A Seared Conscience

Greg Laurie 90x115by Greg Laurie

Then Herod, with his men of war, treated Him with contempt and mocked Him, arrayed Him in a gorgeous robe, and sent Him back to Pilate.—Luke 23:11

Talk about opportunity. Herod had the greatest Old Testament prophet ever, John the Baptist, locked up. He could call on him 24/7, but he had John executed—even beheaded. Worse yet, he later had standing before him God incarnate, the Creator of the universe in human form: Jesus Christ himself. But Herod just wanted Jesus to do a trick. Herod could have poured out his heart, confessed his sins, found pardon, and resensitized his seared conscience. But he did not. And Jesus did no miracles for him.

We read in Luke 23:11 that Herod, showing his true colors, "treated [Jesus] with contempt and mocked Him, arrayed Him in a gorgeous robe, and sent Him back to Pilate." Herod rejected Christ for fear of a woman, for fear of his reputation, and for fear of his throne. And Christ rejected Herod, because Herod had gone beyond the point of no return. Jesus, being God, could see Herod’s heart. He could see it was futile. The irony is that Herod seemed to fear everyone and everything else. Yet because of his lack of fear for God, Herod damned his soul forever. It was the death of a conscience.

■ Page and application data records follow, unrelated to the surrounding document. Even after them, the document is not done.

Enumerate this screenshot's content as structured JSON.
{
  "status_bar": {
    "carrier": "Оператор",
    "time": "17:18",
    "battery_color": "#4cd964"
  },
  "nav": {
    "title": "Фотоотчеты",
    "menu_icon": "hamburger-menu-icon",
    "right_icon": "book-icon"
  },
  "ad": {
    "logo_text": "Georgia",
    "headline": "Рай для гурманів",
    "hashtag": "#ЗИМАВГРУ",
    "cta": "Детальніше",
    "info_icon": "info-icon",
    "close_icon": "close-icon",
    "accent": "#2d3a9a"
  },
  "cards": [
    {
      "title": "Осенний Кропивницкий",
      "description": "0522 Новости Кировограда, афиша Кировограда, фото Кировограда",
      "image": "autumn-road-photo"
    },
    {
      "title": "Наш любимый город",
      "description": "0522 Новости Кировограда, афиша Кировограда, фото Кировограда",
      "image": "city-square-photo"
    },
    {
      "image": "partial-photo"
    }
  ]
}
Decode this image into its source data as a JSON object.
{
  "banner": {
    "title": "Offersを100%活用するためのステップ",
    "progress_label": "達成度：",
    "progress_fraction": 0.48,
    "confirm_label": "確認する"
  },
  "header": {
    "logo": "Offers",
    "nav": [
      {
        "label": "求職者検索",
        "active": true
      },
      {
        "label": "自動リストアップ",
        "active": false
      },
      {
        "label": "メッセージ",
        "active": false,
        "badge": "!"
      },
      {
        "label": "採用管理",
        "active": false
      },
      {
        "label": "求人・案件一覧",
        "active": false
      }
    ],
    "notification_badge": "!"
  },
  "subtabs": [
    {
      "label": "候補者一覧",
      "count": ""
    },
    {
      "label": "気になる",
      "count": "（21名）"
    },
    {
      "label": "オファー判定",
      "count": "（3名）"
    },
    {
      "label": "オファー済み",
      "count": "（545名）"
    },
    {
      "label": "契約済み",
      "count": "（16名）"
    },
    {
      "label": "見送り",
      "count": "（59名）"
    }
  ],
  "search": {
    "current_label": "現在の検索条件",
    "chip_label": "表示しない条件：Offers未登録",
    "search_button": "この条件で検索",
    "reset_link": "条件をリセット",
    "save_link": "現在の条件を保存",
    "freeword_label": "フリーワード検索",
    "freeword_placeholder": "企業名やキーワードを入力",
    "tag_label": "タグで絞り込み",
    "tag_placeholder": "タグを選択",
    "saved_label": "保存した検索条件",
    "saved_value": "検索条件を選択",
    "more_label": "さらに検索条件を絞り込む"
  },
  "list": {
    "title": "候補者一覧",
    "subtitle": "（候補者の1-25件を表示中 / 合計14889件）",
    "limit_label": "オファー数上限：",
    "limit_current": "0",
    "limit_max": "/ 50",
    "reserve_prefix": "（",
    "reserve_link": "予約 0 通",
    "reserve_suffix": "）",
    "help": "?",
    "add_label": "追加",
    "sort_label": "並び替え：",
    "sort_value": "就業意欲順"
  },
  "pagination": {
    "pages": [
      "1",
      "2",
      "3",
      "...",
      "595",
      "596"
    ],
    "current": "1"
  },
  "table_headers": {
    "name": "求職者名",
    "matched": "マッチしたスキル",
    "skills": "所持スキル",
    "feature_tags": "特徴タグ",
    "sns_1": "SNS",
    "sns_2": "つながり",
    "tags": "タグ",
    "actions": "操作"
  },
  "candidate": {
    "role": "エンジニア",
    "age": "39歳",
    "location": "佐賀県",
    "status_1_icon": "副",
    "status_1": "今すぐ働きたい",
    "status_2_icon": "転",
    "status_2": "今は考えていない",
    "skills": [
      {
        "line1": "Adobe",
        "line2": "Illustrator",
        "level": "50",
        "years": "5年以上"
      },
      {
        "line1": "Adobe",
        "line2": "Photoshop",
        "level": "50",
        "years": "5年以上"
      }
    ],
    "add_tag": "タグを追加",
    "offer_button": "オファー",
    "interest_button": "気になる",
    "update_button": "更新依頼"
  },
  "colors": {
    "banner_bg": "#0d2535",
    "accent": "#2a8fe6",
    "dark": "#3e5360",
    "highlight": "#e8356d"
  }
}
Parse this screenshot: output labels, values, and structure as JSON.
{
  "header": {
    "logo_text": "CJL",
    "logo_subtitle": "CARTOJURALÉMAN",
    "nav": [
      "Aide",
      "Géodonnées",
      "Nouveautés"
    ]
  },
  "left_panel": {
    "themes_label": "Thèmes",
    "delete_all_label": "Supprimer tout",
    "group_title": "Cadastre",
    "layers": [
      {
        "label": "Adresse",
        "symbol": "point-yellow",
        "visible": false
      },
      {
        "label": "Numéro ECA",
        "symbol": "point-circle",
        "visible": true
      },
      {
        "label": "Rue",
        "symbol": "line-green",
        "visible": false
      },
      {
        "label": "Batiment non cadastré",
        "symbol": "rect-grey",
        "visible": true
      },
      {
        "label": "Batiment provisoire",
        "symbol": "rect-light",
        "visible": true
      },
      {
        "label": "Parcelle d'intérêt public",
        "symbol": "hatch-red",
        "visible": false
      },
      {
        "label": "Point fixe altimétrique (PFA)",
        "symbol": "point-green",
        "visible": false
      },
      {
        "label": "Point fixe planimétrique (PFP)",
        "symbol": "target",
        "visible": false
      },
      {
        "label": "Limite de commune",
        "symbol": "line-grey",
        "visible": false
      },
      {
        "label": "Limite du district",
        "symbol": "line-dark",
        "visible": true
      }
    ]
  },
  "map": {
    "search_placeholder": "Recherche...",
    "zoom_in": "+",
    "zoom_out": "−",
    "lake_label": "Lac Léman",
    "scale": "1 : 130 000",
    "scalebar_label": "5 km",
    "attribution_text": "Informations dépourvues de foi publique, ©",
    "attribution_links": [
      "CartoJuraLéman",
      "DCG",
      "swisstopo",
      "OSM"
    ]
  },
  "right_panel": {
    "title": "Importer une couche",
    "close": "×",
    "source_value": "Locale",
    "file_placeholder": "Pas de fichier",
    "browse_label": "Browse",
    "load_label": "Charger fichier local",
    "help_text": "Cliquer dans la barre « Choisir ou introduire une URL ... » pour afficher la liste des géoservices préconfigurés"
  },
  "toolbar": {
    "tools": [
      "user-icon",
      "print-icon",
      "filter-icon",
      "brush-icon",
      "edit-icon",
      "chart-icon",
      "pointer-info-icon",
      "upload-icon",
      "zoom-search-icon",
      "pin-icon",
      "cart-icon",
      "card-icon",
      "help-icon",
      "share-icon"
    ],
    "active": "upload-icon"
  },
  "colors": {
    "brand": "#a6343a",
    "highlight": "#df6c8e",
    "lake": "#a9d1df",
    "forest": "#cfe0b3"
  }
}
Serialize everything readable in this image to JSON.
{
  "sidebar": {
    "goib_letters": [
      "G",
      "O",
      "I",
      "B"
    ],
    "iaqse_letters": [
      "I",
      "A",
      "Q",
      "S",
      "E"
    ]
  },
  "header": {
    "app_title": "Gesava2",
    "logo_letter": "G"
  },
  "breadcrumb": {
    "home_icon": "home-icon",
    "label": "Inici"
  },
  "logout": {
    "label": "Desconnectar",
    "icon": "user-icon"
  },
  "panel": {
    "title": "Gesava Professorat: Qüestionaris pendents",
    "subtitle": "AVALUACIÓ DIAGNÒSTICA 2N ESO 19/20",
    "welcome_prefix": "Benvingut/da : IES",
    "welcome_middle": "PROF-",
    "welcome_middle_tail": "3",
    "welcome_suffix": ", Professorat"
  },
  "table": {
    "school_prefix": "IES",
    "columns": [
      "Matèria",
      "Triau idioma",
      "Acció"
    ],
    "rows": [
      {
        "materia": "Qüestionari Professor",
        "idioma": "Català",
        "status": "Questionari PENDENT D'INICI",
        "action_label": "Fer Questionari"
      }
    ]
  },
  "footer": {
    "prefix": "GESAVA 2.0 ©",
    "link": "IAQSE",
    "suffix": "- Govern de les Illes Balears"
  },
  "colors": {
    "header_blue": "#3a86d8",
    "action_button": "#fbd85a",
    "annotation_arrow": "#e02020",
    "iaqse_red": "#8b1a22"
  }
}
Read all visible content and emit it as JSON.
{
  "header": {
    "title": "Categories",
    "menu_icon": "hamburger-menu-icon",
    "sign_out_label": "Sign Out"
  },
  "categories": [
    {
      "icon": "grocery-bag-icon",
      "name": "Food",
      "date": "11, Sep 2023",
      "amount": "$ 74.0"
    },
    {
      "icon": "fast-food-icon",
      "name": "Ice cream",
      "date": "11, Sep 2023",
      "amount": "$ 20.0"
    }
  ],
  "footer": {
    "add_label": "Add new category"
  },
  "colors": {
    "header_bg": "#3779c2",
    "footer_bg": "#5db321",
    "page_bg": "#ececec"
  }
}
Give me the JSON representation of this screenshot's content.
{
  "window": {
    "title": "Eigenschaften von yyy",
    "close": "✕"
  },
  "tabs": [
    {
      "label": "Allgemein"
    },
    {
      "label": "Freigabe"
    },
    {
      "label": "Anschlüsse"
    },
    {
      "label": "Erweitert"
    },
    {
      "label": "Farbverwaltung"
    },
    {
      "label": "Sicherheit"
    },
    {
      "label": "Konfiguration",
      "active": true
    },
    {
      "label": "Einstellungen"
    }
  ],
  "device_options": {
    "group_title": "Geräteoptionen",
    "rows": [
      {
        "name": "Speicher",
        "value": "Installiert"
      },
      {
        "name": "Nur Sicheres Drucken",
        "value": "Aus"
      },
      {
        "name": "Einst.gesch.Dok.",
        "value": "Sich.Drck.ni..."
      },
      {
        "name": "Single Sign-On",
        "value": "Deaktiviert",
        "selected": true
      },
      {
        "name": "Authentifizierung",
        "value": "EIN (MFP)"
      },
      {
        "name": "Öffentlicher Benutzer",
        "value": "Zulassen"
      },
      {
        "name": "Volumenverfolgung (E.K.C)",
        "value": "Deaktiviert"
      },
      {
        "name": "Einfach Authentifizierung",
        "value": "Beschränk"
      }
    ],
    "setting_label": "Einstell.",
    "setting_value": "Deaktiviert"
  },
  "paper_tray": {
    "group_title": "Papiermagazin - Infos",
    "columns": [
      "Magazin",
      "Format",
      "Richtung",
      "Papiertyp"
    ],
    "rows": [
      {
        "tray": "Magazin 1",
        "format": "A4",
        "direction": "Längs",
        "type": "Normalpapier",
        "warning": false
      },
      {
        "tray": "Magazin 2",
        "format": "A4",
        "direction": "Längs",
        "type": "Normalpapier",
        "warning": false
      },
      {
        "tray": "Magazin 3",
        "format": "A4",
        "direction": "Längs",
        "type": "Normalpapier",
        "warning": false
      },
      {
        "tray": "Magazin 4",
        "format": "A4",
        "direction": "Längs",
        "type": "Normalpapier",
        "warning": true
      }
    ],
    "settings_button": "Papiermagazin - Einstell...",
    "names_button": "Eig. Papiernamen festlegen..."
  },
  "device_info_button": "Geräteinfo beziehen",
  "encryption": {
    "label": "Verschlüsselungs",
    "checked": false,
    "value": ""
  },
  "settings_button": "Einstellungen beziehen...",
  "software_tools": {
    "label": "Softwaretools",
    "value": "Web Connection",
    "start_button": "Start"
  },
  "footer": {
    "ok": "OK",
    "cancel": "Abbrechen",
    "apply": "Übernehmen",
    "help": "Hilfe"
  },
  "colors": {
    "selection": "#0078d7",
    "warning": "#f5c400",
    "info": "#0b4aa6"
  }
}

How does this happen? How do you kill a conscience? You do it a little bit at a time. You know something is wrong. Your conscience is troubling you, and you are trying to disable it. You’re thinking, How do I shut this thing up? How do I silence this? Where is the mute button? I don’t want to hear it any more.

Then as time passes, your conscience gets more and more difficult to hear. It has been said,

"When a man won’t listen to his conscience, it is usually because he doesn’t want advice from a stranger."

by Greg Laurie